Entries from a dataset of interfaces
============================================================

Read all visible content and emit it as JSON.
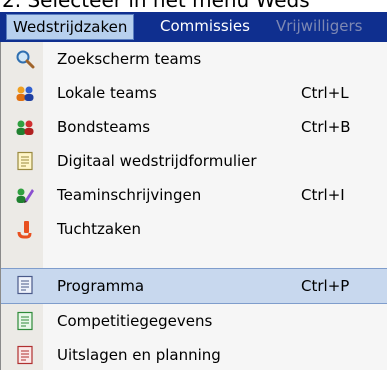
{
  "top_text": "2.  Selecteer in het menu Weds",
  "menubar": {
    "items": [
      {
        "label": "Wedstrijdzaken",
        "state": "active"
      },
      {
        "label": "Commissies",
        "state": "normal"
      },
      {
        "label": "Vrijwilligers",
        "state": "disabled"
      }
    ]
  },
  "menu": {
    "items": [
      {
        "label": "Zoekscherm teams",
        "shortcut": "",
        "icon": "search-icon"
      },
      {
        "label": "Lokale teams",
        "shortcut": "Ctrl+L",
        "icon": "local-teams-icon"
      },
      {
        "label": "Bondsteams",
        "shortcut": "Ctrl+B",
        "icon": "federation-teams-icon"
      },
      {
        "label": "Digitaal wedstrijdformulier",
        "shortcut": "",
        "icon": "digital-form-icon"
      },
      {
        "label": "Teaminschrijvingen",
        "shortcut": "Ctrl+I",
        "icon": "team-registration-icon"
      },
      {
        "label": "Tuchtzaken",
        "shortcut": "",
        "icon": "disciplinary-icon"
      },
      {
        "label": "Programma",
        "shortcut": "Ctrl+P",
        "icon": "program-icon",
        "highlighted": true
      },
      {
        "label": "Competitiegegevens",
        "shortcut": "",
        "icon": "competition-data-icon"
      },
      {
        "label": "Uitslagen en planning",
        "shortcut": "",
        "icon": "results-planning-icon"
      }
    ]
  },
  "colors": {
    "menubar_bg": "#0f2f8f",
    "highlight_bg": "#c8d8ee"
  }
}
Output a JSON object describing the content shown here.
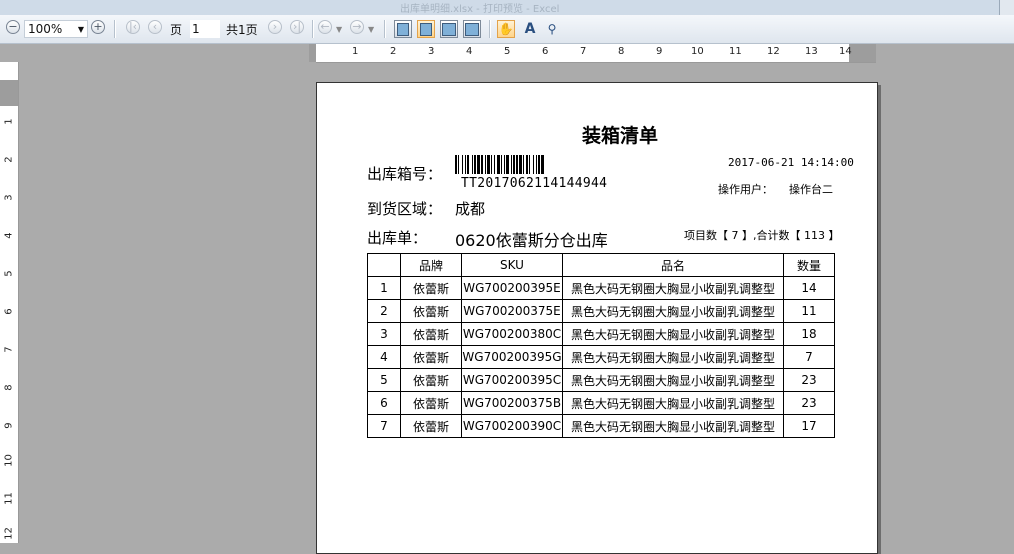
{
  "window": {
    "title": "出库单明细.xlsx - 打印预览 - Excel"
  },
  "toolbar": {
    "zoom": "100%",
    "page_label": "页",
    "page_value": "1",
    "total_pages": "共1页"
  },
  "ruler": {
    "h_ticks": [
      "1",
      "2",
      "3",
      "4",
      "5",
      "6",
      "7",
      "8",
      "9",
      "10",
      "11",
      "12",
      "13",
      "14"
    ],
    "v_ticks": [
      "1",
      "2",
      "3",
      "4",
      "5",
      "6",
      "7",
      "8",
      "9",
      "10",
      "11",
      "12"
    ]
  },
  "document": {
    "title": "装箱清单",
    "box_no_label": "出库箱号：",
    "barcode_text": "TT2017062114144944",
    "datetime": "2017-06-21 14:14:00",
    "operator_label": "操作用户：",
    "operator_value": "操作台二",
    "area_label": "到货区域：",
    "area_value": "成都",
    "order_label": "出库单：",
    "order_value": "0620依蕾斯分仓出库",
    "summary_text": "项目数【 7 】,合计数【  113  】",
    "table": {
      "headers": [
        "",
        "品牌",
        "SKU",
        "品名",
        "数量"
      ],
      "rows": [
        [
          "1",
          "依蕾斯",
          "WG700200395E",
          "黑色大码无钢圈大胸显小收副乳调整型",
          "14"
        ],
        [
          "2",
          "依蕾斯",
          "WG700200375E",
          "黑色大码无钢圈大胸显小收副乳调整型",
          "11"
        ],
        [
          "3",
          "依蕾斯",
          "WG700200380C",
          "黑色大码无钢圈大胸显小收副乳调整型",
          "18"
        ],
        [
          "4",
          "依蕾斯",
          "WG700200395G",
          "黑色大码无钢圈大胸显小收副乳调整型",
          "7"
        ],
        [
          "5",
          "依蕾斯",
          "WG700200395C",
          "黑色大码无钢圈大胸显小收副乳调整型",
          "23"
        ],
        [
          "6",
          "依蕾斯",
          "WG700200375B",
          "黑色大码无钢圈大胸显小收副乳调整型",
          "23"
        ],
        [
          "7",
          "依蕾斯",
          "WG700200390C",
          "黑色大码无钢圈大胸显小收副乳调整型",
          "17"
        ]
      ]
    }
  }
}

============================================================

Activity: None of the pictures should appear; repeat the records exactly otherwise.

Response to the exercise:
Read all visible content and emit it as JSON.
{
  "top_text": "2.  Selecteer in het menu Weds",
  "menubar": {
    "items": [
      {
        "label": "Wedstrijdzaken",
        "state": "active"
      },
      {
        "label": "Commissies",
        "state": "normal"
      },
      {
        "label": "Vrijwilligers",
        "state": "disabled"
      }
    ]
  },
  "menu": {
    "items": [
      {
        "label": "Zoekscherm teams",
        "shortcut": "",
        "icon": "search-icon"
      },
      {
        "label": "Lokale teams",
        "shortcut": "Ctrl+L",
        "icon": "local-teams-icon"
      },
      {
        "label": "Bondsteams",
        "shortcut": "Ctrl+B",
        "icon": "federation-teams-icon"
      },
      {
        "label": "Digitaal wedstrijdformulier",
        "shortcut": "",
        "icon": "digital-form-icon"
      },
      {
        "label": "Teaminschrijvingen",
        "shortcut": "Ctrl+I",
        "icon": "team-registration-icon"
      },
      {
        "label": "Tuchtzaken",
        "shortcut": "",
        "icon": "disciplinary-icon"
      },
      {
        "label": "Programma",
        "shortcut": "Ctrl+P",
        "icon": "program-icon",
        "highlighted": true
      },
      {
        "label": "Competitiegegevens",
        "shortcut": "",
        "icon": "competition-data-icon"
      },
      {
        "label": "Uitslagen en planning",
        "shortcut": "",
        "icon": "results-planning-icon"
      }
    ]
  },
  "colors": {
    "menubar_bg": "#0f2f8f",
    "highlight_bg": "#c8d8ee"
  }
}
Output a JSON object describing the content shown here.
{
  "window": {
    "title": "出库单明细.xlsx - 打印预览 - Excel"
  },
  "toolbar": {
    "zoom": "100%",
    "page_label": "页",
    "page_value": "1",
    "total_pages": "共1页"
  },
  "ruler": {
    "h_ticks": [
      "1",
      "2",
      "3",
      "4",
      "5",
      "6",
      "7",
      "8",
      "9",
      "10",
      "11",
      "12",
      "13",
      "14"
    ],
    "v_ticks": [
      "1",
      "2",
      "3",
      "4",
      "5",
      "6",
      "7",
      "8",
      "9",
      "10",
      "11",
      "12"
    ]
  },
  "document": {
    "title": "装箱清单",
    "box_no_label": "出库箱号：",
    "barcode_text": "TT2017062114144944",
    "datetime": "2017-06-21 14:14:00",
    "operator_label": "操作用户：",
    "operator_value": "操作台二",
    "area_label": "到货区域：",
    "area_value": "成都",
    "order_label": "出库单：",
    "order_value": "0620依蕾斯分仓出库",
    "summary_text": "项目数【 7 】,合计数【  113  】",
    "table": {
      "headers": [
        "",
        "品牌",
        "SKU",
        "品名",
        "数量"
      ],
      "rows": [
        [
          "1",
          "依蕾斯",
          "WG700200395E",
          "黑色大码无钢圈大胸显小收副乳调整型",
          "14"
        ],
        [
          "2",
          "依蕾斯",
          "WG700200375E",
          "黑色大码无钢圈大胸显小收副乳调整型",
          "11"
        ],
        [
          "3",
          "依蕾斯",
          "WG700200380C",
          "黑色大码无钢圈大胸显小收副乳调整型",
          "18"
        ],
        [
          "4",
          "依蕾斯",
          "WG700200395G",
          "黑色大码无钢圈大胸显小收副乳调整型",
          "7"
        ],
        [
          "5",
          "依蕾斯",
          "WG700200395C",
          "黑色大码无钢圈大胸显小收副乳调整型",
          "23"
        ],
        [
          "6",
          "依蕾斯",
          "WG700200375B",
          "黑色大码无钢圈大胸显小收副乳调整型",
          "23"
        ],
        [
          "7",
          "依蕾斯",
          "WG700200390C",
          "黑色大码无钢圈大胸显小收副乳调整型",
          "17"
        ]
      ]
    }
  }
}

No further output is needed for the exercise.